[DIRECTIONS] Once a line is found to contain "this", copy it out of the listing.

[INFORMATION GIVEN]
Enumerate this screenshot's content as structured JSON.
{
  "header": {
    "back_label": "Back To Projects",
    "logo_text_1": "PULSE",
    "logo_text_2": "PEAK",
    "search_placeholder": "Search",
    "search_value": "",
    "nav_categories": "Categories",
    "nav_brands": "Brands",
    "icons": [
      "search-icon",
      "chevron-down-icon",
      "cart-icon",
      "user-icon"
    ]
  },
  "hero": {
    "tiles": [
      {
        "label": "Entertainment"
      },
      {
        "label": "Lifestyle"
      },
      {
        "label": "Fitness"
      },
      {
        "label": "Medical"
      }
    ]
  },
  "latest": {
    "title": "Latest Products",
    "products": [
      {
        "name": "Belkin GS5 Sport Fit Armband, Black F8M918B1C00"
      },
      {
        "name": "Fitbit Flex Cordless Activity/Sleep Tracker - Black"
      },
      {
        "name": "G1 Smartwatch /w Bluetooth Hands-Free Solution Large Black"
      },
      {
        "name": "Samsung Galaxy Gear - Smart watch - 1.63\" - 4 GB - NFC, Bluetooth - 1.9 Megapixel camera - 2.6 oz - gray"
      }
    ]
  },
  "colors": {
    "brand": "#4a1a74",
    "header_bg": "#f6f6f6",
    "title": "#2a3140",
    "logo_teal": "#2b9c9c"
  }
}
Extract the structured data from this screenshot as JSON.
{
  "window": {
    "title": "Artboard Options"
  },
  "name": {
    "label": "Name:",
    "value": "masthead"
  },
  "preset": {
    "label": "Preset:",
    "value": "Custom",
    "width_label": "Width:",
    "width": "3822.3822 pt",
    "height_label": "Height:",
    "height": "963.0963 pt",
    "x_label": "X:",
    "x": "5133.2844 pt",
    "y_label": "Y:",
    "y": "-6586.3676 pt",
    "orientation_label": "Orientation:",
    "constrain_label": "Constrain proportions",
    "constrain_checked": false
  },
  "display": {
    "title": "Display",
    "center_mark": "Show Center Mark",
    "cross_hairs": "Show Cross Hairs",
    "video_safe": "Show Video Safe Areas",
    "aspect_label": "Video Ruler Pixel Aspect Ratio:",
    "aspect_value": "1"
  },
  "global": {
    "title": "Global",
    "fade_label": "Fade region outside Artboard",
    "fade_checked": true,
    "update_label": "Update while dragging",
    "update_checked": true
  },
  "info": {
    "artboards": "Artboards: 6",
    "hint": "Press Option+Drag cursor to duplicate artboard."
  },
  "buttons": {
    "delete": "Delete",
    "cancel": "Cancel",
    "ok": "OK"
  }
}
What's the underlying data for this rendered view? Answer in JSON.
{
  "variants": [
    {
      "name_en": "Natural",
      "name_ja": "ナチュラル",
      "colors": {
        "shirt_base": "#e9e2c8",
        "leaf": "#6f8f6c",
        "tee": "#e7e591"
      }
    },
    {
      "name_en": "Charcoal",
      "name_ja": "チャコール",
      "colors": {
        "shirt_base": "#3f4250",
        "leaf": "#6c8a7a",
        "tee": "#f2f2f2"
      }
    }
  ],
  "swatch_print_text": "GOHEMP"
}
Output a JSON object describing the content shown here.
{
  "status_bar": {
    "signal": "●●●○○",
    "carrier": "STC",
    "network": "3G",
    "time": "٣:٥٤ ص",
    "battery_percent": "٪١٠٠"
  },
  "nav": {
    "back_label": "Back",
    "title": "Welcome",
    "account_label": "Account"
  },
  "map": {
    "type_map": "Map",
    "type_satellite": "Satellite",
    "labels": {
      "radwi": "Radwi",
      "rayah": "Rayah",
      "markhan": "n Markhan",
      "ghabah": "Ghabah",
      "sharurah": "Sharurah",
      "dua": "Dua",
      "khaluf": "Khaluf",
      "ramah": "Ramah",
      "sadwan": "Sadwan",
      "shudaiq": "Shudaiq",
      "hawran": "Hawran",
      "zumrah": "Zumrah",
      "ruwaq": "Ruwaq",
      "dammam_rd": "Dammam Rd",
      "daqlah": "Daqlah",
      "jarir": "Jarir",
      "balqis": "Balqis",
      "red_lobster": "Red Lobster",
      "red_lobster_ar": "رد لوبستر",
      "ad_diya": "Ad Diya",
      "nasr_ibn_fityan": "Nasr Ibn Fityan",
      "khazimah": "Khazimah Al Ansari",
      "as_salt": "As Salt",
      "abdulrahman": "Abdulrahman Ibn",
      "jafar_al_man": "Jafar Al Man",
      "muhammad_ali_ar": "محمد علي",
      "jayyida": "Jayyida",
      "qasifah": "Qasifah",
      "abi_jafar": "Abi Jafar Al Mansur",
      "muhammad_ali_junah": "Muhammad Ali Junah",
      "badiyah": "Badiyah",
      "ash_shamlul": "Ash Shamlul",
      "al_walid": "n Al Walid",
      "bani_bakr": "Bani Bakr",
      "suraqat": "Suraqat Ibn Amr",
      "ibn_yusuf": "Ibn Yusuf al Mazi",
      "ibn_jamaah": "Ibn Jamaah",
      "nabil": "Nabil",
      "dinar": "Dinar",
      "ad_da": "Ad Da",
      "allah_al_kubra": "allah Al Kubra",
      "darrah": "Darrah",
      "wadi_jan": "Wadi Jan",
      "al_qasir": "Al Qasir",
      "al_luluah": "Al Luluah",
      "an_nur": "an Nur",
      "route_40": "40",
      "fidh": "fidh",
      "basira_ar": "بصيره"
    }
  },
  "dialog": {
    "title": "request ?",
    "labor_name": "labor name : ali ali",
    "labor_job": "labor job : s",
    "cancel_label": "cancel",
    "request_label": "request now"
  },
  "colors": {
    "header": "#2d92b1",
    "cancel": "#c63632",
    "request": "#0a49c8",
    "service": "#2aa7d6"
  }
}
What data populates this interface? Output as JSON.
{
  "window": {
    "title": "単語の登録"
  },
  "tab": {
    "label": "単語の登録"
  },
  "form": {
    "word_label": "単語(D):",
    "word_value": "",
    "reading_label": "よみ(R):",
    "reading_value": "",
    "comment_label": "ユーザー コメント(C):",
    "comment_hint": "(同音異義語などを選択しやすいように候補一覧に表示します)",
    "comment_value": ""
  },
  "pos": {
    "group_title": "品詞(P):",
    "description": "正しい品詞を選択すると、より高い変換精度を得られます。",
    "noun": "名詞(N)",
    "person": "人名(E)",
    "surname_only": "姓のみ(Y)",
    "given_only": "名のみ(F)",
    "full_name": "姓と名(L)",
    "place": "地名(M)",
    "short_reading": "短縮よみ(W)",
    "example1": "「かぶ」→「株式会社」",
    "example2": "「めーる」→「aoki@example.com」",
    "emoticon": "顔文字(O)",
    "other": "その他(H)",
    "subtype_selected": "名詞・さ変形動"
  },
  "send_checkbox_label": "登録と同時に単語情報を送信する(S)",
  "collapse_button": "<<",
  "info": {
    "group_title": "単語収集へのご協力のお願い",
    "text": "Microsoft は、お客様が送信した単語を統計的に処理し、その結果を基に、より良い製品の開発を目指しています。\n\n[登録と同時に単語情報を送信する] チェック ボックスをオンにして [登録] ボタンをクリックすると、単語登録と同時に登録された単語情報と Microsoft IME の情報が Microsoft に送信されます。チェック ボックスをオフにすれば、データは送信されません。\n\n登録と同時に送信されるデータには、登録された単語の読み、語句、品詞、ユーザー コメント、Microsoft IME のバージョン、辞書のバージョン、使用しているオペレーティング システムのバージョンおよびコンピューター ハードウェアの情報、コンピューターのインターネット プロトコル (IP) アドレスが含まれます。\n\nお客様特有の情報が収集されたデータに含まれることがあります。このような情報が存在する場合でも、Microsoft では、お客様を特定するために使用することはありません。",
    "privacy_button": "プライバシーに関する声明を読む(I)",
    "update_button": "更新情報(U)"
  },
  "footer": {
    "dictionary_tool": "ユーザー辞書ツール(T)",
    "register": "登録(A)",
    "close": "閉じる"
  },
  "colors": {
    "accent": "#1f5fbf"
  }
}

[ANSWER TO THE PROBLEM]
Enumerate this screenshot's content as structured JSON.
Extract the structured data from this screenshot as JSON.
What's the underlying data for this rendered view? Answer in JSON.
What data populates this interface? Output as JSON.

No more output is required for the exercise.